TASK DESCRIPTION: Scan the material that follows. Copy every line containing the word "What".

### SOURCE RECORDS

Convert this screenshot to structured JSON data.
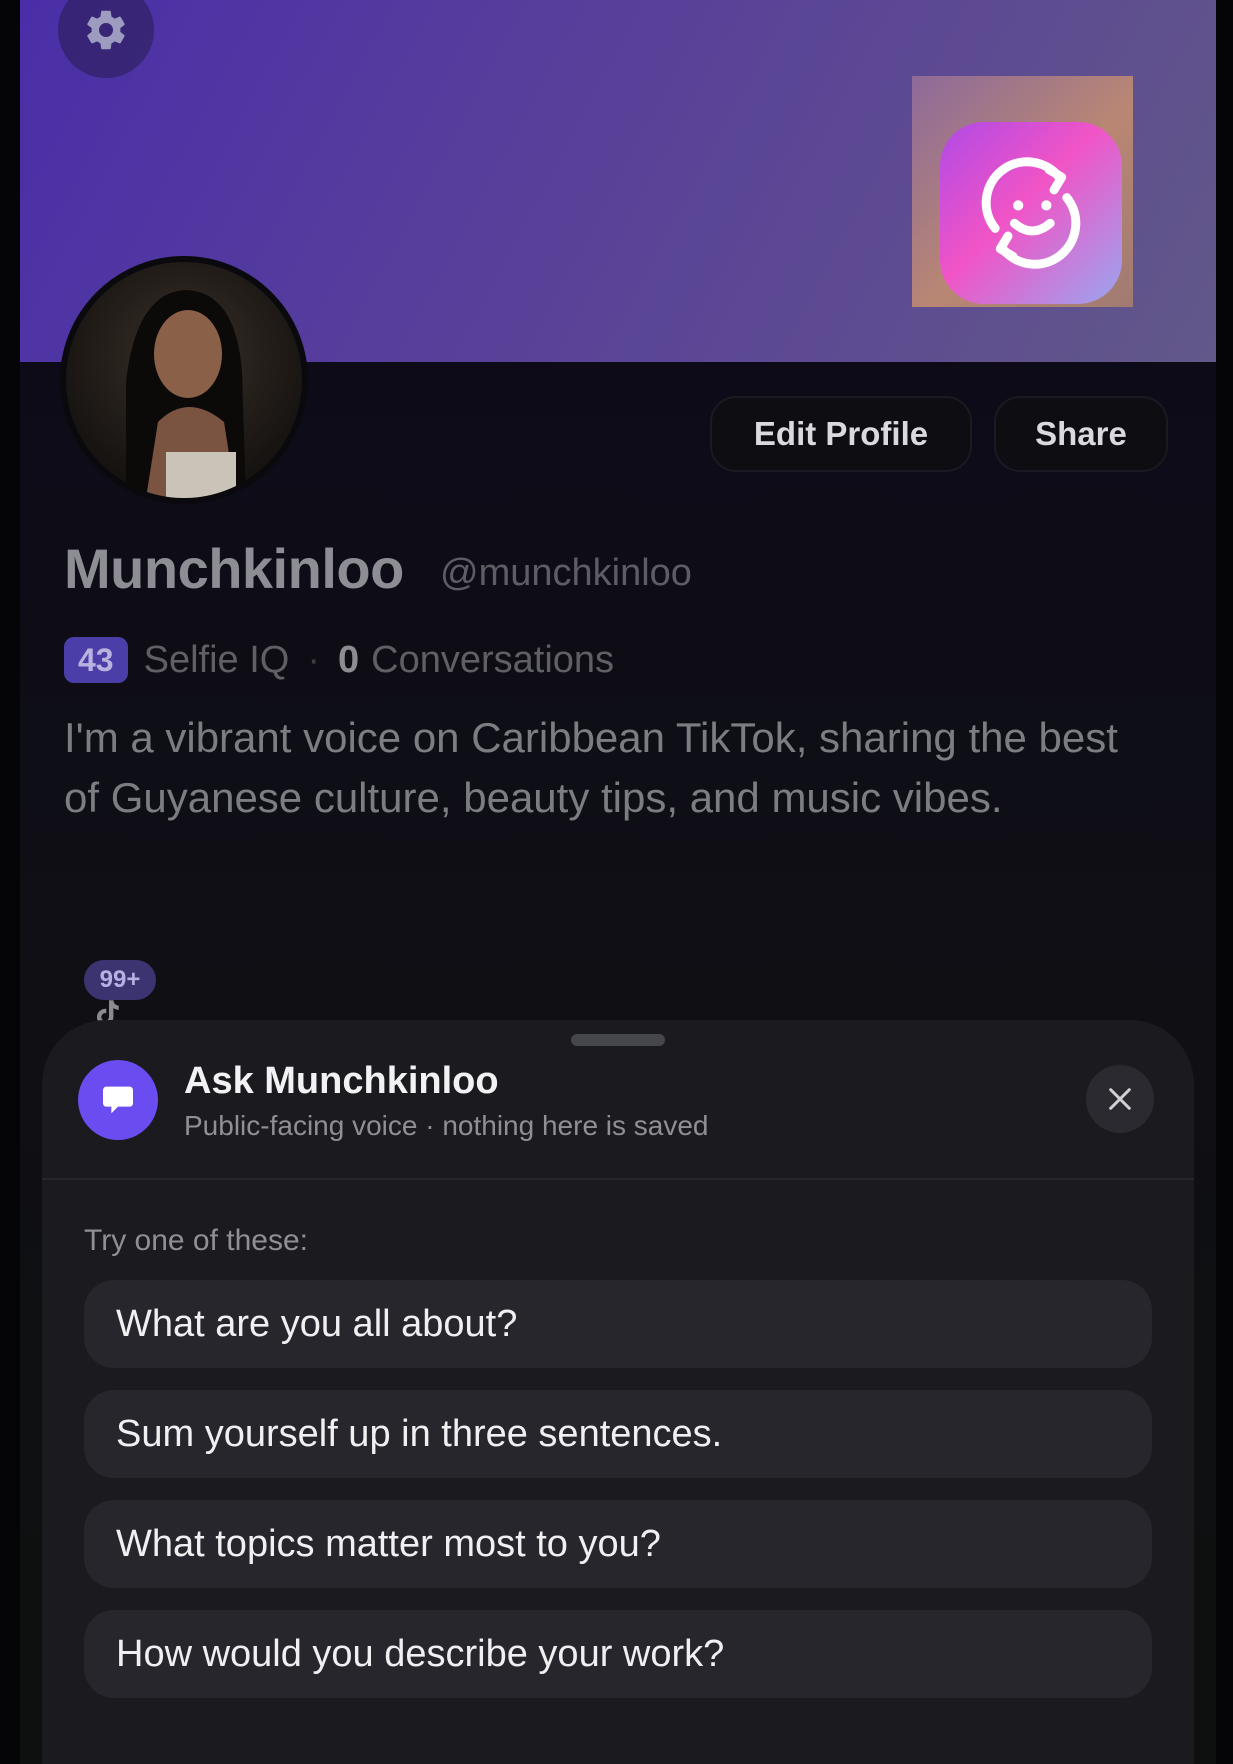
{
  "profile": {
    "name": "Munchkinloo",
    "handle": "@munchkinloo",
    "selfie_iq_value": "43",
    "selfie_iq_label": "Selfie IQ",
    "separator": "·",
    "conversations_count": "0",
    "conversations_label": "Conversations",
    "bio": "I'm a vibrant voice on Caribbean TikTok, sharing the best of Guyanese culture, beauty tips, and music vibes.",
    "notification_badge": "99+"
  },
  "actions": {
    "edit_profile": "Edit Profile",
    "share": "Share"
  },
  "ask_sheet": {
    "title": "Ask Munchkinloo",
    "subtitle": "Public-facing voice · nothing here is saved",
    "try_label": "Try one of these:",
    "suggestions": [
      "What are you all about?",
      "Sum yourself up in three sentences.",
      "What topics matter most to you?",
      "How would you describe your work?"
    ]
  },
  "icons": {
    "settings": "gear-icon",
    "app": "smiley-refresh-app-icon",
    "chat": "chat-bubble-icon",
    "close": "close-icon",
    "social": "tiktok-icon"
  },
  "colors": {
    "banner_start": "#4a2ea8",
    "banner_end": "#625889",
    "accent": "#6a4cf0",
    "iq_badge": "#4b3ea8",
    "sheet_bg": "#1a1a1f"
  }
}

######

ANSWER TO THE PROBLEM:
      "What are you all about?",
      "What topics matter most to you?",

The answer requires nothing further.